“The first one that came through the door – we hired her. Two years ago, she worked a summer for us, while she was home from college,” Tolka  said. “We were happy to have her. We knew what we were getting.”

Sierra is definitely keeping that in mind, as she sets her sights on college and a future career.

“It is incredibly amazing. I am so blessed that we have this here,” Sierra Suazo said. “It allows you to dip your toe in the water before you go to college and spend all the money taking these classes and come to realize that it is not for you.”

March 2, 2017 | By rmbarber | Category: Schools

District News

graduates standing in line outside, smiling

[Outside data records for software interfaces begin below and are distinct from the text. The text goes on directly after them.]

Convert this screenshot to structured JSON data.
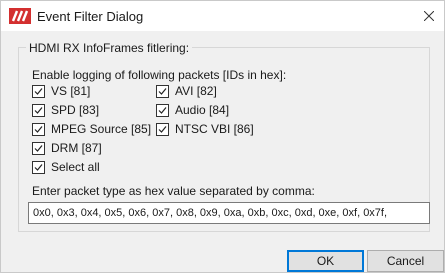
{
  "window": {
    "title": "Event Filter Dialog",
    "icon": "app-logo-icon",
    "close_icon": "close-icon",
    "accent": "#d32f2f"
  },
  "group": {
    "title": "HDMI RX InfoFrames fitlering:",
    "enable_label": "Enable logging of following packets [IDs in hex]:"
  },
  "packets": [
    {
      "label": "VS [81]",
      "checked": true
    },
    {
      "label": "AVI [82]",
      "checked": true
    },
    {
      "label": "SPD [83]",
      "checked": true
    },
    {
      "label": "Audio [84]",
      "checked": true
    },
    {
      "label": "MPEG Source [85]",
      "checked": true
    },
    {
      "label": "NTSC VBI [86]",
      "checked": true
    },
    {
      "label": "DRM [87]",
      "checked": true
    },
    {
      "label": "Select all",
      "checked": true
    }
  ],
  "hex": {
    "label": "Enter packet type as hex value separated by comma:",
    "value": "0x0, 0x3, 0x4, 0x5, 0x6, 0x7, 0x8, 0x9, 0xa, 0xb, 0xc, 0xd, 0xe, 0xf, 0x7f,"
  },
  "buttons": {
    "ok": "OK",
    "cancel": "Cancel"
  }
}
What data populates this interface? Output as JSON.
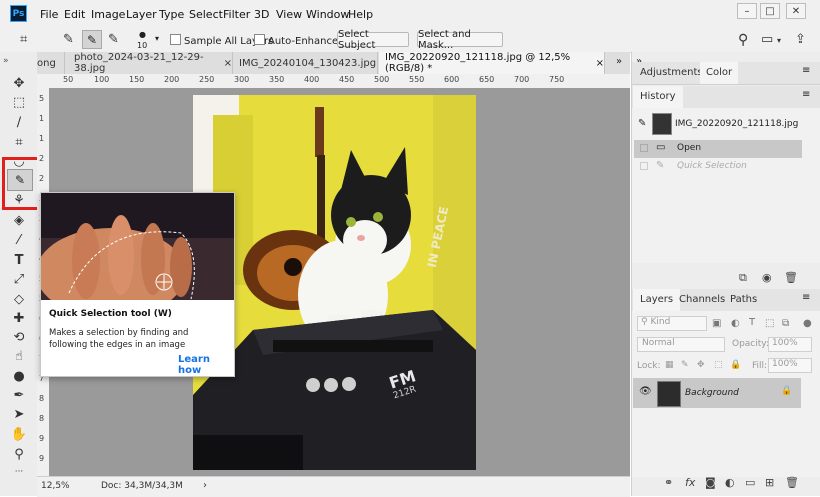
{
  "app": {
    "logo": "Ps"
  },
  "menu": [
    "File",
    "Edit",
    "Image",
    "Layer",
    "Type",
    "Select",
    "Filter",
    "3D",
    "View",
    "Window",
    "Help"
  ],
  "options": {
    "brush_size": "10",
    "sample_all_layers": "Sample All Layers",
    "auto_enhance": "Auto-Enhance",
    "select_subject": "Select Subject",
    "select_and_mask": "Select and Mask..."
  },
  "tabs": [
    {
      "label": "ong"
    },
    {
      "label": "photo_2024-03-21_12-29-38.jpg"
    },
    {
      "label": "IMG_20240104_130423.jpg"
    },
    {
      "label": "IMG_20220920_121118.jpg @ 12,5% (RGB/8) *"
    }
  ],
  "ruler": {
    "h_ticks": [
      "50",
      "100",
      "150",
      "200",
      "250",
      "300",
      "350",
      "400",
      "450",
      "500",
      "550",
      "600",
      "650",
      "700",
      "750"
    ],
    "v_ticks": [
      "5",
      "1",
      "1",
      "2",
      "2",
      "3",
      "3",
      "4",
      "4",
      "5",
      "5",
      "6",
      "6",
      "7",
      "7",
      "8",
      "8",
      "9",
      "9"
    ]
  },
  "image": {
    "amp_brand": "FM",
    "amp_model": "212R",
    "wall_text": "IN PEACE"
  },
  "tooltip": {
    "title": "Quick Selection tool (W)",
    "description": "Makes a selection by finding and following the edges in an image",
    "link": "Learn how"
  },
  "status": {
    "zoom": "12,5%",
    "doc": "Doc: 34,3M/34,3M",
    "arrow": "›"
  },
  "panels": {
    "top_tabs": [
      "Adjustments",
      "Color"
    ],
    "history": {
      "tab": "History",
      "snapshot": "IMG_20220920_121118.jpg",
      "states": [
        "Open",
        "Quick Selection"
      ]
    },
    "layers": {
      "tabs": [
        "Layers",
        "Channels",
        "Paths"
      ],
      "kind": "Kind",
      "blend": "Normal",
      "opacity_label": "Opacity:",
      "opacity": "100%",
      "lock_label": "Lock:",
      "fill_label": "Fill:",
      "fill": "100%",
      "layer_name": "Background"
    }
  },
  "colors": {
    "highlight": "#e0201a",
    "link": "#1473e6",
    "cat_wall": "#e6dd3c"
  }
}
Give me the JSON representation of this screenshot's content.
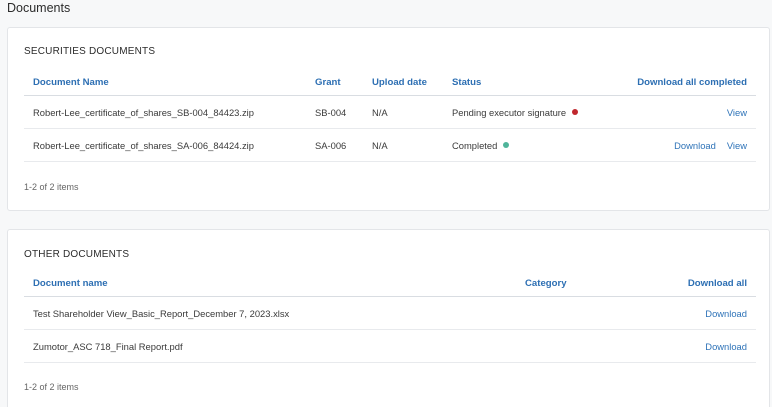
{
  "page": {
    "title": "Documents"
  },
  "securities": {
    "title": "SECURITIES DOCUMENTS",
    "columns": {
      "document_name": "Document Name",
      "grant": "Grant",
      "upload_date": "Upload date",
      "status": "Status",
      "download_all": "Download all completed"
    },
    "rows": [
      {
        "document_name": "Robert-Lee_certificate_of_shares_SB-004_84423.zip",
        "grant": "SB-004",
        "upload_date": "N/A",
        "status": "Pending executor signature",
        "status_color": "#c0272d",
        "actions": [
          "View"
        ]
      },
      {
        "document_name": "Robert-Lee_certificate_of_shares_SA-006_84424.zip",
        "grant": "SA-006",
        "upload_date": "N/A",
        "status": "Completed",
        "status_color": "#4fb49a",
        "actions": [
          "Download",
          "View"
        ]
      }
    ],
    "pager": "1-2 of 2 items"
  },
  "other": {
    "title": "OTHER DOCUMENTS",
    "columns": {
      "document_name": "Document name",
      "category": "Category",
      "download_all": "Download all"
    },
    "rows": [
      {
        "document_name": "Test Shareholder View_Basic_Report_December 7, 2023.xlsx",
        "category": "",
        "action": "Download"
      },
      {
        "document_name": "Zumotor_ASC 718_Final Report.pdf",
        "category": "",
        "action": "Download"
      }
    ],
    "pager": "1-2 of 2 items"
  },
  "colors": {
    "accent": "#2e73b8",
    "pending": "#c0272d",
    "completed": "#4fb49a"
  }
}
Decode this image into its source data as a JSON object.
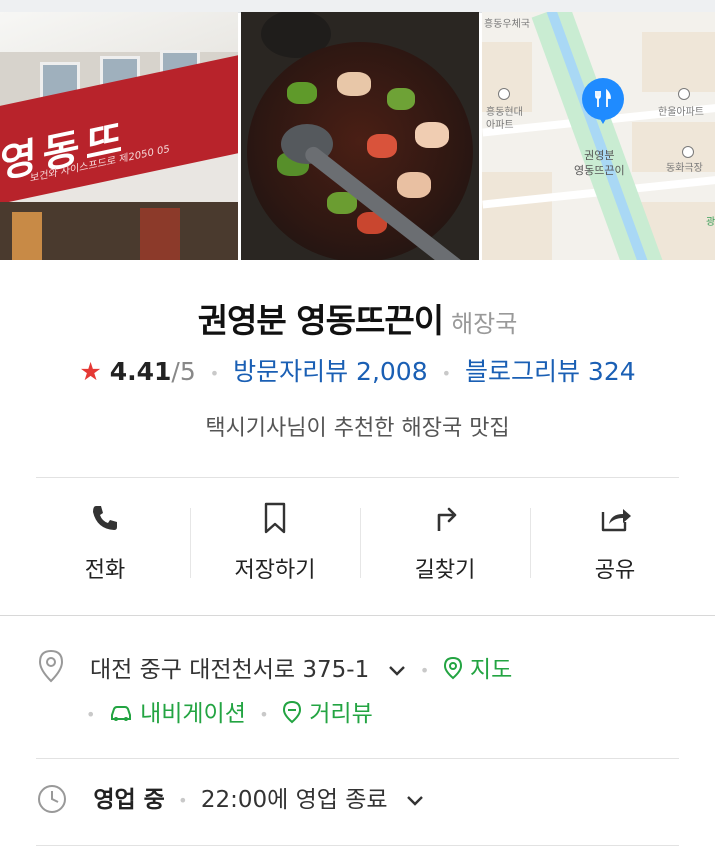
{
  "place": {
    "name": "권영분 영동뜨끈이",
    "category": "해장국",
    "rating_star": "★",
    "rating_value": "4.41",
    "rating_scale": "/5",
    "visitor_reviews": "방문자리뷰 2,008",
    "blog_reviews": "블로그리뷰 324",
    "tagline": "택시기사님이 추천한 해장국 맛집"
  },
  "photos": {
    "store_sign": "영동뜨",
    "store_sign_sub": "보건와 사이스프드로 제2050  05",
    "map_labels": {
      "post_office": "흥동우체국",
      "apt1_line1": "흥동현대",
      "apt1_line2": "아파트",
      "apt2": "한울아파트",
      "theater": "동화극장",
      "pin_line1": "권영분",
      "pin_line2": "영동뜨끈이",
      "edge": "광"
    }
  },
  "actions": [
    {
      "label": "전화",
      "icon": "phone-icon"
    },
    {
      "label": "저장하기",
      "icon": "bookmark-icon"
    },
    {
      "label": "길찾기",
      "icon": "directions-icon"
    },
    {
      "label": "공유",
      "icon": "share-icon"
    }
  ],
  "address": {
    "text": "대전 중구 대전천서로 375-1",
    "map_link": "지도",
    "navigation_link": "내비게이션",
    "street_view_link": "거리뷰"
  },
  "hours": {
    "status": "영업 중",
    "detail": "22:00에 영업 종료"
  },
  "colors": {
    "accent_green": "#23a442",
    "link_blue": "#1a5fb4",
    "star_red": "#e53935"
  }
}
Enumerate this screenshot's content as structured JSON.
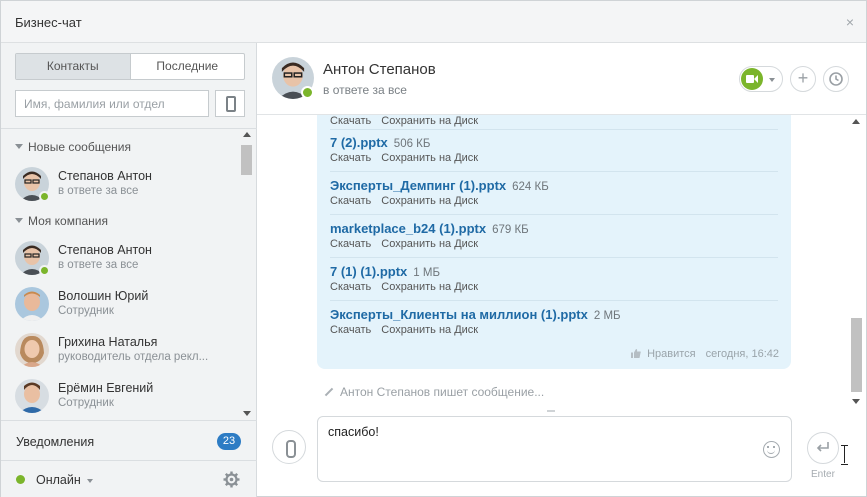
{
  "window": {
    "title": "Бизнес-чат",
    "close_label": "×"
  },
  "sidebar": {
    "tabs": [
      {
        "label": "Контакты",
        "active": true
      },
      {
        "label": "Последние",
        "active": false
      }
    ],
    "search": {
      "placeholder": "Имя, фамилия или отдел",
      "value": ""
    },
    "groups": [
      {
        "label": "Новые сообщения"
      },
      {
        "label": "Моя компания"
      }
    ],
    "contacts": [
      {
        "name": "Степанов Антон",
        "status": "в ответе за все",
        "online": true
      },
      {
        "name": "Степанов Антон",
        "status": "в ответе за все",
        "online": true
      },
      {
        "name": "Волошин Юрий",
        "status": "Сотрудник",
        "online": false
      },
      {
        "name": "Грихина Наталья",
        "status": "руководитель отдела рекл...",
        "online": false
      },
      {
        "name": "Ерёмин Евгений",
        "status": "Сотрудник",
        "online": false
      }
    ],
    "notifications": {
      "label": "Уведомления",
      "count": "23"
    },
    "user_status": {
      "label": "Онлайн"
    }
  },
  "chat": {
    "header": {
      "name": "Антон Степанов",
      "subtitle": "в ответе за все"
    },
    "partial_actions": {
      "download": "Скачать",
      "save": "Сохранить на Диск"
    },
    "files": [
      {
        "name": "7 (2).pptx",
        "size": "506 КБ",
        "download": "Скачать",
        "save": "Сохранить на Диск"
      },
      {
        "name": "Эксперты_Демпинг (1).pptx",
        "size": "624 КБ",
        "download": "Скачать",
        "save": "Сохранить на Диск"
      },
      {
        "name": "marketplace_b24 (1).pptx",
        "size": "679 КБ",
        "download": "Скачать",
        "save": "Сохранить на Диск"
      },
      {
        "name": "7 (1) (1).pptx",
        "size": "1 МБ",
        "download": "Скачать",
        "save": "Сохранить на Диск"
      },
      {
        "name": "Эксперты_Клиенты на миллион (1).pptx",
        "size": "2 МБ",
        "download": "Скачать",
        "save": "Сохранить на Диск"
      }
    ],
    "message_meta": {
      "like": "Нравится",
      "time": "сегодня, 16:42"
    },
    "typing": "Антон Степанов пишет сообщение...",
    "input": {
      "value": "спасибо!"
    },
    "send_hint": "Enter",
    "colors": {
      "accent": "#2d7cc4",
      "online": "#7bb52b",
      "bubble": "#e4f3fb",
      "file_link": "#1f6aa5"
    }
  }
}
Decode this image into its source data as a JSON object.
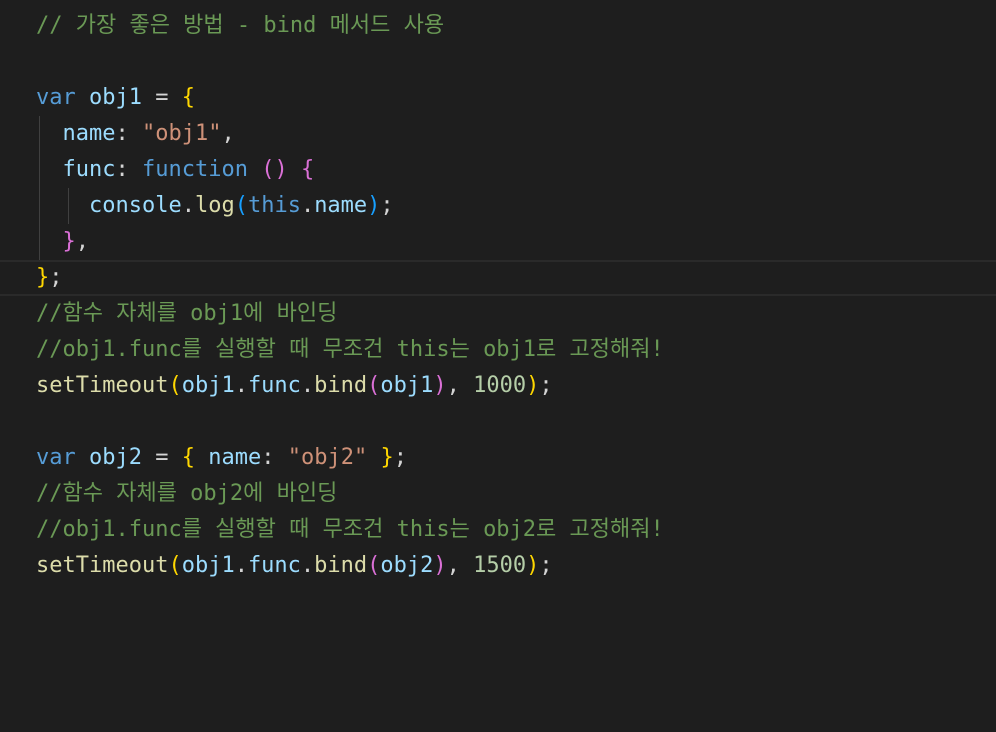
{
  "editor": {
    "lines": [
      {
        "tokens": [
          {
            "t": "// 가장 좋은 방법 - bind 메서드 사용",
            "c": "comment"
          }
        ]
      },
      {
        "tokens": []
      },
      {
        "tokens": [
          {
            "t": "var",
            "c": "keyword"
          },
          {
            "t": " ",
            "c": "punct"
          },
          {
            "t": "obj1",
            "c": "var"
          },
          {
            "t": " = ",
            "c": "punct"
          },
          {
            "t": "{",
            "c": "brace1"
          }
        ]
      },
      {
        "tokens": [
          {
            "t": "  ",
            "c": "punct"
          },
          {
            "t": "name",
            "c": "var"
          },
          {
            "t": ": ",
            "c": "punct"
          },
          {
            "t": "\"obj1\"",
            "c": "string"
          },
          {
            "t": ",",
            "c": "punct"
          }
        ]
      },
      {
        "tokens": [
          {
            "t": "  ",
            "c": "punct"
          },
          {
            "t": "func",
            "c": "var"
          },
          {
            "t": ": ",
            "c": "punct"
          },
          {
            "t": "function",
            "c": "keyword"
          },
          {
            "t": " ",
            "c": "punct"
          },
          {
            "t": "()",
            "c": "brace2"
          },
          {
            "t": " ",
            "c": "punct"
          },
          {
            "t": "{",
            "c": "brace2"
          }
        ]
      },
      {
        "tokens": [
          {
            "t": "    ",
            "c": "punct"
          },
          {
            "t": "console",
            "c": "var"
          },
          {
            "t": ".",
            "c": "punct"
          },
          {
            "t": "log",
            "c": "func"
          },
          {
            "t": "(",
            "c": "brace3"
          },
          {
            "t": "this",
            "c": "keyword"
          },
          {
            "t": ".",
            "c": "punct"
          },
          {
            "t": "name",
            "c": "var"
          },
          {
            "t": ")",
            "c": "brace3"
          },
          {
            "t": ";",
            "c": "punct"
          }
        ]
      },
      {
        "tokens": [
          {
            "t": "  ",
            "c": "punct"
          },
          {
            "t": "}",
            "c": "brace2"
          },
          {
            "t": ",",
            "c": "punct"
          }
        ]
      },
      {
        "tokens": [
          {
            "t": "}",
            "c": "brace1"
          },
          {
            "t": ";",
            "c": "punct"
          }
        ],
        "current": true
      },
      {
        "tokens": [
          {
            "t": "//함수 자체를 obj1에 바인딩",
            "c": "comment"
          }
        ]
      },
      {
        "tokens": [
          {
            "t": "//obj1.func를 실행할 때 무조건 this는 obj1로 고정해줘!",
            "c": "comment"
          }
        ]
      },
      {
        "tokens": [
          {
            "t": "setTimeout",
            "c": "func"
          },
          {
            "t": "(",
            "c": "brace1"
          },
          {
            "t": "obj1",
            "c": "var"
          },
          {
            "t": ".",
            "c": "punct"
          },
          {
            "t": "func",
            "c": "var"
          },
          {
            "t": ".",
            "c": "punct"
          },
          {
            "t": "bind",
            "c": "func"
          },
          {
            "t": "(",
            "c": "brace2"
          },
          {
            "t": "obj1",
            "c": "var"
          },
          {
            "t": ")",
            "c": "brace2"
          },
          {
            "t": ", ",
            "c": "punct"
          },
          {
            "t": "1000",
            "c": "number"
          },
          {
            "t": ")",
            "c": "brace1"
          },
          {
            "t": ";",
            "c": "punct"
          }
        ]
      },
      {
        "tokens": []
      },
      {
        "tokens": [
          {
            "t": "var",
            "c": "keyword"
          },
          {
            "t": " ",
            "c": "punct"
          },
          {
            "t": "obj2",
            "c": "var"
          },
          {
            "t": " = ",
            "c": "punct"
          },
          {
            "t": "{",
            "c": "brace1"
          },
          {
            "t": " ",
            "c": "punct"
          },
          {
            "t": "name",
            "c": "var"
          },
          {
            "t": ": ",
            "c": "punct"
          },
          {
            "t": "\"obj2\"",
            "c": "string"
          },
          {
            "t": " ",
            "c": "punct"
          },
          {
            "t": "}",
            "c": "brace1"
          },
          {
            "t": ";",
            "c": "punct"
          }
        ]
      },
      {
        "tokens": [
          {
            "t": "//함수 자체를 obj2에 바인딩",
            "c": "comment"
          }
        ]
      },
      {
        "tokens": [
          {
            "t": "//obj1.func를 실행할 때 무조건 this는 obj2로 고정해줘!",
            "c": "comment"
          }
        ]
      },
      {
        "tokens": [
          {
            "t": "setTimeout",
            "c": "func"
          },
          {
            "t": "(",
            "c": "brace1"
          },
          {
            "t": "obj1",
            "c": "var"
          },
          {
            "t": ".",
            "c": "punct"
          },
          {
            "t": "func",
            "c": "var"
          },
          {
            "t": ".",
            "c": "punct"
          },
          {
            "t": "bind",
            "c": "func"
          },
          {
            "t": "(",
            "c": "brace2"
          },
          {
            "t": "obj2",
            "c": "var"
          },
          {
            "t": ")",
            "c": "brace2"
          },
          {
            "t": ", ",
            "c": "punct"
          },
          {
            "t": "1500",
            "c": "number"
          },
          {
            "t": ")",
            "c": "brace1"
          },
          {
            "t": ";",
            "c": "punct"
          }
        ]
      }
    ]
  }
}
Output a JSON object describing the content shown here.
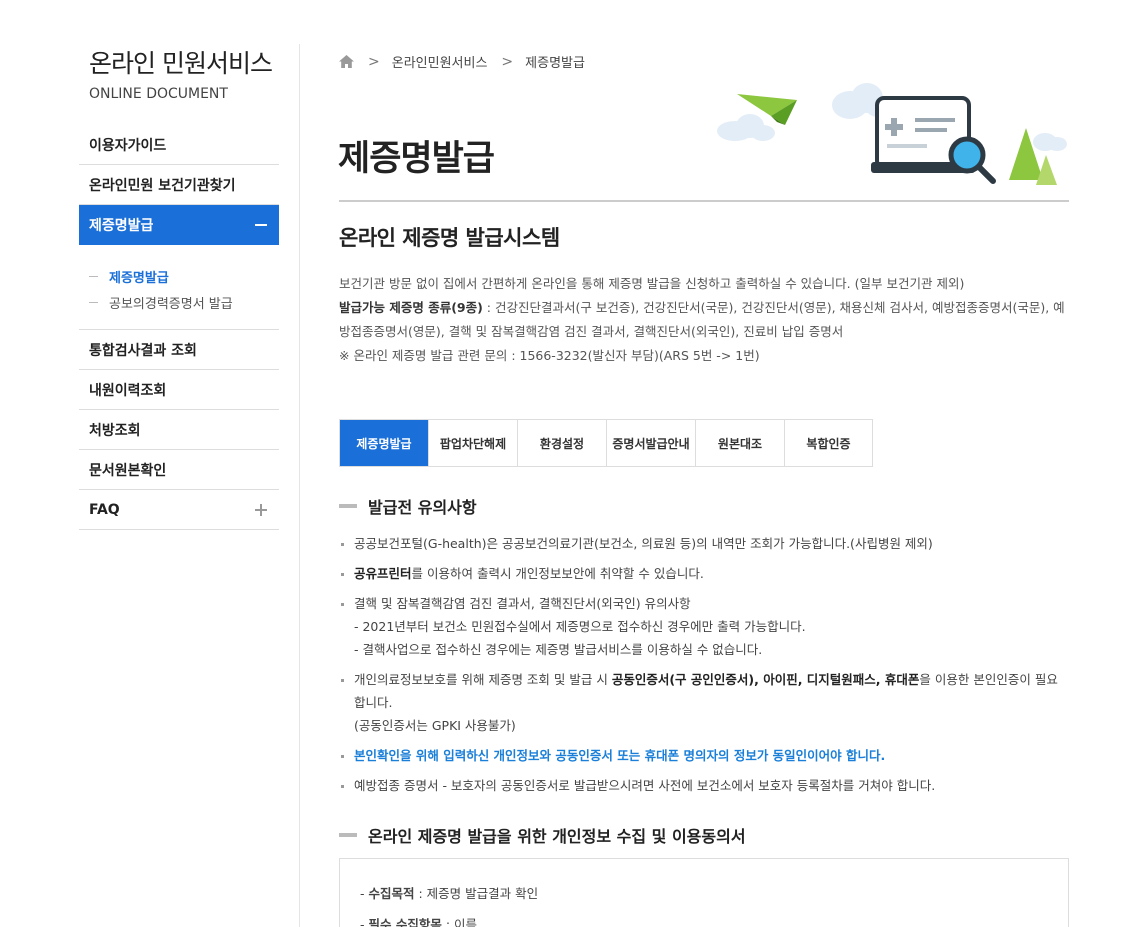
{
  "sidebar": {
    "title": "온라인 민원서비스",
    "subtitle": "ONLINE DOCUMENT",
    "items": [
      {
        "label": "이용자가이드"
      },
      {
        "label": "온라인민원 보건기관찾기"
      },
      {
        "label": "제증명발급"
      },
      {
        "label": "통합검사결과 조회"
      },
      {
        "label": "내원이력조회"
      },
      {
        "label": "처방조회"
      },
      {
        "label": "문서원본확인"
      },
      {
        "label": "FAQ"
      }
    ],
    "sub_items": [
      {
        "label": "제증명발급"
      },
      {
        "label": "공보의경력증명서 발급"
      }
    ]
  },
  "breadcrumb": {
    "items": [
      "온라인민원서비스",
      "제증명발급"
    ],
    "separator": ">"
  },
  "page_title": "제증명발급",
  "section_title": "온라인 제증명 발급시스템",
  "intro": {
    "line1": "보건기관 방문 없이 집에서 간편하게 온라인을 통해 제증명 발급을 신청하고 출력하실 수 있습니다. (일부 보건기관 제외)",
    "types_label": "발급가능 제증명 종류(9종)",
    "types_text": " : 건강진단결과서(구 보건증), 건강진단서(국문), 건강진단서(영문), 채용신체 검사서, 예방접종증명서(국문), 예방접종증명서(영문), 결핵 및 잠복결핵감염 검진 결과서, 결핵진단서(외국인), 진료비 납입 증명서",
    "contact": "※ 온라인 제증명 발급 관련 문의 : 1566-3232(발신자 부담)(ARS 5번 -> 1번)"
  },
  "tabs": [
    {
      "label": "제증명발급"
    },
    {
      "label": "팝업차단해제"
    },
    {
      "label": "환경설정"
    },
    {
      "label": "증명서발급안내"
    },
    {
      "label": "원본대조"
    },
    {
      "label": "복합인증"
    }
  ],
  "notice": {
    "heading": "발급전 유의사항",
    "n1": "공공보건포털(G-health)은 공공보건의료기관(보건소, 의료원 등)의 내역만 조회가 가능합니다.(사립병원 제외)",
    "n2_bold": "공유프린터",
    "n2_rest": "를 이용하여 출력시 개인정보보안에 취약할 수 있습니다.",
    "n3_a": "결핵 및 잠복결핵감염 검진 결과서, 결핵진단서(외국인) 유의사항",
    "n3_b": "- 2021년부터 보건소 민원접수실에서 제증명으로 접수하신 경우에만 출력 가능합니다.",
    "n3_c": "- 결핵사업으로 접수하신 경우에는 제증명 발급서비스를 이용하실 수 없습니다.",
    "n4_a": "개인의료정보보호를 위해 제증명 조회 및 발급 시 ",
    "n4_b1": "공동인증서(구 공인인증서), 아이핀, 디지털원패스, 휴대폰",
    "n4_c": "을 이용한 본인인증이 필요합니다.",
    "n4_d": "(공동인증서는 GPKI 사용불가)",
    "n5": "본인확인을 위해 입력하신 개인정보와 공동인증서 또는 휴대폰 명의자의 정보가 동일인이어야 합니다.",
    "n6": "예방접종 증명서 - 보호자의 공동인증서로 발급받으시려면 사전에 보건소에서 보호자 등록절차를 거쳐야 합니다."
  },
  "consent": {
    "heading": "온라인 제증명 발급을 위한 개인정보 수집 및 이용동의서",
    "purpose_label": "수집목적",
    "purpose_value": " : 제증명 발급결과 확인",
    "items_label": "필수 수집항목",
    "items_value": " : 이름"
  },
  "colors": {
    "accent": "#1a6fd8",
    "notice_blue": "#1a7fd8"
  }
}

DOUGLAS COUNTY – Graduation rates in the Douglas County School District (DCSD) continue to climb. Data released today by the Colorado Department of Education (CDE) shows the on-time, four-year graduation rate is now 90.4 percent.

DCSD students also made an impressive showing at graduation. The class of 2017 earned more than $82 million in scholarships.

DCSD has one of the highest graduation rates in the Denver metro area. According to CDE, DCSD graduation rates have risen steadily from 81.9 percent in 2009 to 90.4 percent in 2017.

Five female students standing on stage smiling and laughing at the awards ceremony

The top two-percent of female athletes in Douglas County School District (DCSD) were honored at the annual Girls and Women in Sports Luncheon last week at Chaparral High School. This year represented the 30th national celebration of Girls and Women in Sports Day, created to encourage and promote the participation of girls in athletics. The girls who were honored were selected by their school’s coaches, athletic directors and principals for their outstanding achievements.

Superintendent Search text based logo

Working through the recent winter break, the Douglas County School District Board of Education has kicked off its search for DCSD’s next permanent superintendent. Following a thorough vetting of potential search firms, Ray & Associates (no relation to Board Director David Ray) has been hired to conduct the national search. The cost of the firm, excluding travel expenses, is $40,000. The money will come from the school board's budget, which is used for costs such as legal expenses and conferences.